inside looks at these organizations, which somehow fail to convince.
The emotional point of view is that of a small boy who hero worships
these characters in a Boy's Own Paper fashion. I put the
word "success" in quotes: both are pretty cornball films.
They are somewhat unusual as non-series whodunits, with fairly
big name performers.
Both films have young, pretty boy leads: Robert Young in Diamond,
Robert Taylor here. Both have given much better performances for
other directors. Sedgwick emphasizes their juvenile quality. Both
are neophytes in their respective organizations, with Young a
rookie pitcher, and Taylor a Lieutenant just out of Annapolis.
Second lead Donald Cook is much more convincing as a naval
officer. He has the dignity, maturity and confidence that Taylor
seems to lack. Taylor always looks doubtful, confused and apologetic.
Oddly enough, Taylor often is partly out of his Naval uniform,
whereas Cook is always in his. Usually the leading man of
a movie gets to wear the sharpest clothes.
Both films also have "comedy" relief in the form of
an ongoing battle between Nat Pendelton and Ted Healy. Their relentless
comic duels are sometimes annoying and sometimes funny. Pendelton
is a convincing tough guy, who adds to the atmosphere of Depression
era, low brow, ordinary guy, working stiff machismo.
Both films recall Sedgwick's West Point: Death on the
Diamond in its focus on sports teams, Murder in the Fleet
in its emphasis on military uniforms, and membership in a Corps.
Staging the Murder Scene
Both films have a dramatically staged murder scene, in which a
character's body keels over in a spectacular way. In Diamond,
a baseball player's murdered body falls out when a locker door
is opened. (My folks remembered this scene from their childhood.
It caused a sensation then among all the neighborhood kids.) In Murder in the Fleet,
we see the actual murder. A gun shoots, then Sedgwick cuts to
a group of naval personnel. One of them collapses while all the
others stand stiffly at attention. The scene is both absurd, and
visually memorable. It is hard not to imagine it drawing snickers
in a collection of Hollywood's Campiest Moments. Still, it shows
Both scenes show some basic anxieties. They suggest
a team is vulnerable. In both cases, the body emerges from a team's
infrastructure: the locker room in Diamond, a group of
Navy men stiffly doing their job on ship here. There is an attack
on team through its members.
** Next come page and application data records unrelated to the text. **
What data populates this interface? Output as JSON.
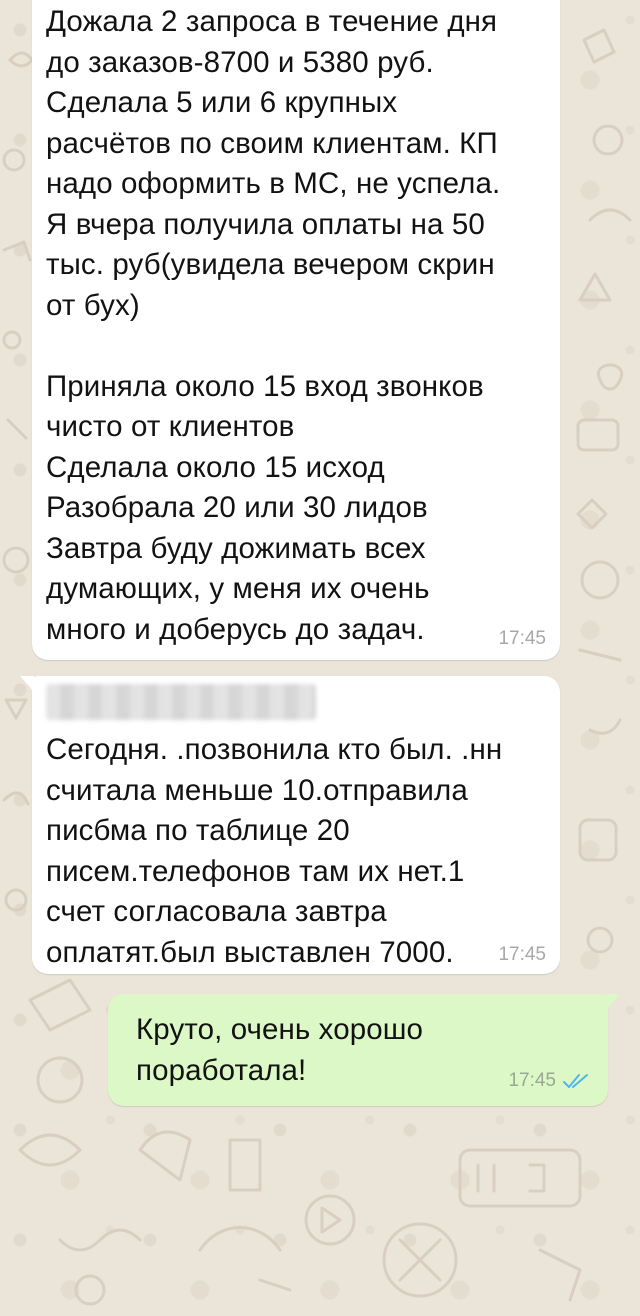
{
  "messages": [
    {
      "direction": "incoming",
      "text": "Дожала 2 запроса в течение дня\nдо заказов-8700 и 5380 руб.\nСделала 5 или 6 крупных\nрасчётов по своим клиентам. КП\nнадо оформить в МС, не успела.\nЯ вчера получила оплаты на 50\nтыс. руб(увидела вечером скрин\nот бух)\n\nПриняла около 15 вход звонков\nчисто от клиентов\nСделала около 15 исход\nРазобрала 20 или 30 лидов\nЗавтра буду дожимать всех\nдумающих, у меня их очень\nмного и доберусь до задач.",
      "time": "17:45"
    },
    {
      "direction": "incoming",
      "sender": "",
      "text": "Сегодня. .позвонила кто был. .нн\nсчитала меньше 10.отправила\nписбма по таблице 20\nписем.телефонов там их нет.1\nсчет согласовала завтра\nоплатят.был выставлен 7000.",
      "time": "17:45"
    },
    {
      "direction": "outgoing",
      "text": "Круто, очень хорошо\nпоработала!",
      "time": "17:45",
      "status_icon": "double-check-read-icon"
    }
  ],
  "colors": {
    "wallpaper": "#ebe4d9",
    "incoming_bubble": "#ffffff",
    "outgoing_bubble": "#dcf8c6",
    "read_ticks": "#4fb6ec",
    "timestamp": "#a8a8a8"
  }
}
As the murdered members proceed from the vertical
to the horizontal, we feel the sense of lost comradeship on the
Scriptwriter Spig Wead - and the Navy background
Frank "Spig" Wead contributed to this script, one of
many Navy pictures he worked on in Hollywood. Perhaps he helped
with the tale's finale, which is a genuinely well done sequence
that takes full advantage of the film's Navy cruiser setting.
I learned things about ships that I didn't know. This finale
could give pointers to today's Naval thrillers, such as U-571 (2000).
Earlier in the picture, Wead develops another one of his persistent
themes, a Naval officer whose girl friend is pressuring him to
leave the service. We'll see this in more developed form later
in Wead's life story in John Ford's The
Wings of Eagles (1957). At the end, here, the heroine relents,
and encourages the officer to stay in the Navy. She tells him,
"You taught me about men and their feelings. I didn't know
how all you guys felt about each other." This is a pretty
direct look at men's emotions, and it would be unusual in the 2000's,
let alone 1935.